When you live in a conservative society, you run the risk of censure. How far should a philosophy professor stick her neck out to make a point? Would you put it all on the line in the pursuit of truth or justice, or whatever informs your intent?
An Unlasting Home, by award-winning short story writer Mai Al-Nakib, opens in the summer of 2013. Sara Tarek Al-Ameed, a professor of philosophy at the Kuwait University for eleven years, is in the midst of preparing a paper arguing the importance of supplementing the religious curriculum with an early introduction to philosophy at the level of primary public school education in Kuwait. However, a phone recording by one of the munaqaba girls in her intro to philosophy class (in which she is heard arguing that “God is dead”) has been passed on to the most conservative member of the Kuwaiti Parliament — a Salafi, who has filed a complaint. Sara is arrested at her home and charged with blasphemy, a capital crime that comes with the threat of execution, under the newly amended Kuwaiti penal code. In the author’s note, Al-Nakib explains that although such an amendment did in fact come to pass by a wide majority of the elected parliament in 2013, the Emir of Kuwait, who holds authority over all amendments of laws, rejected it. This work of fiction, explains the author, imagines otherwise. (From the review by Rana Asfour.)

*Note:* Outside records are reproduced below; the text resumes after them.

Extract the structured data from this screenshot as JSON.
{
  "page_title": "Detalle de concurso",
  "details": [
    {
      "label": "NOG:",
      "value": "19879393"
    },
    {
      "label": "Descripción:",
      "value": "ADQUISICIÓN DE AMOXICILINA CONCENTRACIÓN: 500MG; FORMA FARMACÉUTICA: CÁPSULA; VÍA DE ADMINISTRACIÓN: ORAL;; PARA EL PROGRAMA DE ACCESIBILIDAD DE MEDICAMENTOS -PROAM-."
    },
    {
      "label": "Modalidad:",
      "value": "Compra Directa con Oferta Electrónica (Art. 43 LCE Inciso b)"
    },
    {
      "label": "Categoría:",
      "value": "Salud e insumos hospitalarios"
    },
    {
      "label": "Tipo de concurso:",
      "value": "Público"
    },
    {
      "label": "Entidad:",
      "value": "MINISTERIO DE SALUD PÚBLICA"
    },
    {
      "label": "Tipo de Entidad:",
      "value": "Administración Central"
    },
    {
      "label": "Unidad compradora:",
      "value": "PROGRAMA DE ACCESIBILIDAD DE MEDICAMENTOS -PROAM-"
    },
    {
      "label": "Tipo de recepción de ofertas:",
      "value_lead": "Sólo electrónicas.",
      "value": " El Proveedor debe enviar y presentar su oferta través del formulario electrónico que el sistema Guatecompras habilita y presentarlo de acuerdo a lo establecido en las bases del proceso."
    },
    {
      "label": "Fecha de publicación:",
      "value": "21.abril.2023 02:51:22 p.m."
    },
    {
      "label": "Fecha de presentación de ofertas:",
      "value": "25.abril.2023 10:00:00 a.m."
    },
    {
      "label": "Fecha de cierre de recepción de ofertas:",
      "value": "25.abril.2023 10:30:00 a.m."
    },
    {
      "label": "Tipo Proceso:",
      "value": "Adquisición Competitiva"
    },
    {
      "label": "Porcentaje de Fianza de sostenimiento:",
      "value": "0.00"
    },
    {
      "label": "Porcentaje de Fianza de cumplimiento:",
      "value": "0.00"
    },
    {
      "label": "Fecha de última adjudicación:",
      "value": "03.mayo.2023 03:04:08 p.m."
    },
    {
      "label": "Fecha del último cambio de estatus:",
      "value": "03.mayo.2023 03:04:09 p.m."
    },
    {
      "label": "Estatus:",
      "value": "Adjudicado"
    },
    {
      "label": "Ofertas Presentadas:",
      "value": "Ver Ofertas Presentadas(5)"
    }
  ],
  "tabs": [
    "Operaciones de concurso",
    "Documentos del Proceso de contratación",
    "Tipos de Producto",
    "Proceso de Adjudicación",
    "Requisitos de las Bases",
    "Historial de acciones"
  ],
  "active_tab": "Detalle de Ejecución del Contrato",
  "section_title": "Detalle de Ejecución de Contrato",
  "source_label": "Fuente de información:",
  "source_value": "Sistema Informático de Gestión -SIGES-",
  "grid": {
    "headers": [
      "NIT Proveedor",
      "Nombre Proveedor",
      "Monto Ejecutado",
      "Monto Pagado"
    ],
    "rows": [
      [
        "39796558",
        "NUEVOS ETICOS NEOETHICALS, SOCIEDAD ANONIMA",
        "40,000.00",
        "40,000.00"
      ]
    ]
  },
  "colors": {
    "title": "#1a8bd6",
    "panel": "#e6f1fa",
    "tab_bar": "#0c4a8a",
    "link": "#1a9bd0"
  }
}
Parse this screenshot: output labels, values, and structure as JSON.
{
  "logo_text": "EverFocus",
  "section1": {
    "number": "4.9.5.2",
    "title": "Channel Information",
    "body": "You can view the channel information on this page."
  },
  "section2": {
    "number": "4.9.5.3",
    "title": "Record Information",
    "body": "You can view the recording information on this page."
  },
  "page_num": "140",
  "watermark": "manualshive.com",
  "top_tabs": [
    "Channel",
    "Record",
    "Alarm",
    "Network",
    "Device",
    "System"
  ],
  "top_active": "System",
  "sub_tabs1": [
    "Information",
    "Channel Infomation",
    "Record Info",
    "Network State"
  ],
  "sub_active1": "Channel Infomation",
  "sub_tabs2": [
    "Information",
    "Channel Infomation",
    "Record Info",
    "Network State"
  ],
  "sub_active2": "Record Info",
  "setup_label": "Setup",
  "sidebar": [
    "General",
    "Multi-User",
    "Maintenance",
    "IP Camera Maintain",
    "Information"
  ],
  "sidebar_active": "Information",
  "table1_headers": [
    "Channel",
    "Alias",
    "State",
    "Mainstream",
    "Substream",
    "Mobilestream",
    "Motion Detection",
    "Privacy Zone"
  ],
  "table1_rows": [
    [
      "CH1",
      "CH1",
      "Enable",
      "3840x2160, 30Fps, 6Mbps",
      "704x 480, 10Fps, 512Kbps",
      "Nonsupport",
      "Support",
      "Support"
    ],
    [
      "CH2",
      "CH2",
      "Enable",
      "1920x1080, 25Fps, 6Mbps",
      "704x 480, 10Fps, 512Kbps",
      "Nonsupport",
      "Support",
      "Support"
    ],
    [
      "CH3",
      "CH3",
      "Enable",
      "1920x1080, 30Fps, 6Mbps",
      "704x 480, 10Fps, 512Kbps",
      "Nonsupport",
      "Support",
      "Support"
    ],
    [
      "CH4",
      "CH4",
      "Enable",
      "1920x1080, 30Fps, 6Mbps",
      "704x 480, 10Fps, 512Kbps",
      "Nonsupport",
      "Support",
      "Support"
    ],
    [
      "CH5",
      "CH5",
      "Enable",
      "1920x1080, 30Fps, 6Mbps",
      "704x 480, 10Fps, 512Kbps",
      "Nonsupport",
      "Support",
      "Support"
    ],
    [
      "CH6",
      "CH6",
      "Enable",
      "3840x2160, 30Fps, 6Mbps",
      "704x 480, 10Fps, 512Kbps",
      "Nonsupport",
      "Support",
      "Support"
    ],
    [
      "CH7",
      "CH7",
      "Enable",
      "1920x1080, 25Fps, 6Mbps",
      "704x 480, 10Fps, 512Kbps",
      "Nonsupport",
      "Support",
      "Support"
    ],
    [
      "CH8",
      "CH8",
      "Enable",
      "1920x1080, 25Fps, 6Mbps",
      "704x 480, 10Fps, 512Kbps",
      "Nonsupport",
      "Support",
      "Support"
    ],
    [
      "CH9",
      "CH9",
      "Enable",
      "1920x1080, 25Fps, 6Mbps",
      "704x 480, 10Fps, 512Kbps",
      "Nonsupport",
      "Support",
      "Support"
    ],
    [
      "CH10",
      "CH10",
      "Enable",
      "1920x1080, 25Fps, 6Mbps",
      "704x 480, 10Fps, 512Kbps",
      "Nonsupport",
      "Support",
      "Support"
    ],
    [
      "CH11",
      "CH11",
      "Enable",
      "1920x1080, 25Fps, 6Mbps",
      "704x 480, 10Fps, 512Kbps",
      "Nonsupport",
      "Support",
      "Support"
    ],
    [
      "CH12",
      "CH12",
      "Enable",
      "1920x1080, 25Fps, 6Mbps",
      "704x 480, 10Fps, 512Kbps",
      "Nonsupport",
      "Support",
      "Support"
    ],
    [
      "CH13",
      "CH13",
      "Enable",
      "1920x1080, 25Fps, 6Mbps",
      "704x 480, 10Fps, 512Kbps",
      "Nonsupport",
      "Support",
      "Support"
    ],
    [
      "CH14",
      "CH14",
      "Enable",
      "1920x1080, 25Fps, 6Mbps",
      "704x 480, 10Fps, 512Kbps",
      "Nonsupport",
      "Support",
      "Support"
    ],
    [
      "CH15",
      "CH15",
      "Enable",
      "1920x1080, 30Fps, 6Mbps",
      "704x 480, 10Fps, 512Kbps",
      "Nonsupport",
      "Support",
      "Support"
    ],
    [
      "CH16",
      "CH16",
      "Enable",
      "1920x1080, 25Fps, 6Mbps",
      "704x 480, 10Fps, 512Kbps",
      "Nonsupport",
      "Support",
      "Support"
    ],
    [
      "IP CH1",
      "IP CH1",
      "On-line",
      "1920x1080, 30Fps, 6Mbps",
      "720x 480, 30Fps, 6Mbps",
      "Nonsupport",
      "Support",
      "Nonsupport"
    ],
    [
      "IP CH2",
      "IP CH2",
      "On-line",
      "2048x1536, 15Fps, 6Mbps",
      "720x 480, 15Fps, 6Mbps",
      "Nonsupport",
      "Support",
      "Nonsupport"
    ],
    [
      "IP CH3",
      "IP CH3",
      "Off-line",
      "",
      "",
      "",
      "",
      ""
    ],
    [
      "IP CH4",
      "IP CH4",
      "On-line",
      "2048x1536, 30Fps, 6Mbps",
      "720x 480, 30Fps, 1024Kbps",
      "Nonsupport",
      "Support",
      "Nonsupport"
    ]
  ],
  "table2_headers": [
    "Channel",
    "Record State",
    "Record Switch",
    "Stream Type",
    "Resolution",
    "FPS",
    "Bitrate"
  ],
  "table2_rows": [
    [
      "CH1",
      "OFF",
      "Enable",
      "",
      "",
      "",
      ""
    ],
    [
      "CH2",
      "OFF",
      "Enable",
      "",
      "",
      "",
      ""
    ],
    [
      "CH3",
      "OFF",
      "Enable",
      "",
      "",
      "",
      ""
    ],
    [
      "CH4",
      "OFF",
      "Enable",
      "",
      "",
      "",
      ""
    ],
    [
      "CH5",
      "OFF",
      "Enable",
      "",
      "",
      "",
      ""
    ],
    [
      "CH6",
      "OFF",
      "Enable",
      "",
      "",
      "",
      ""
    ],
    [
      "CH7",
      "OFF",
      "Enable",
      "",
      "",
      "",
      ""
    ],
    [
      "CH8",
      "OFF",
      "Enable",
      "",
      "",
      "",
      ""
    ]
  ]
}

Sunday, Sept. 25, with novelist Mai Al-Nakib, moderated by Rana Asfour.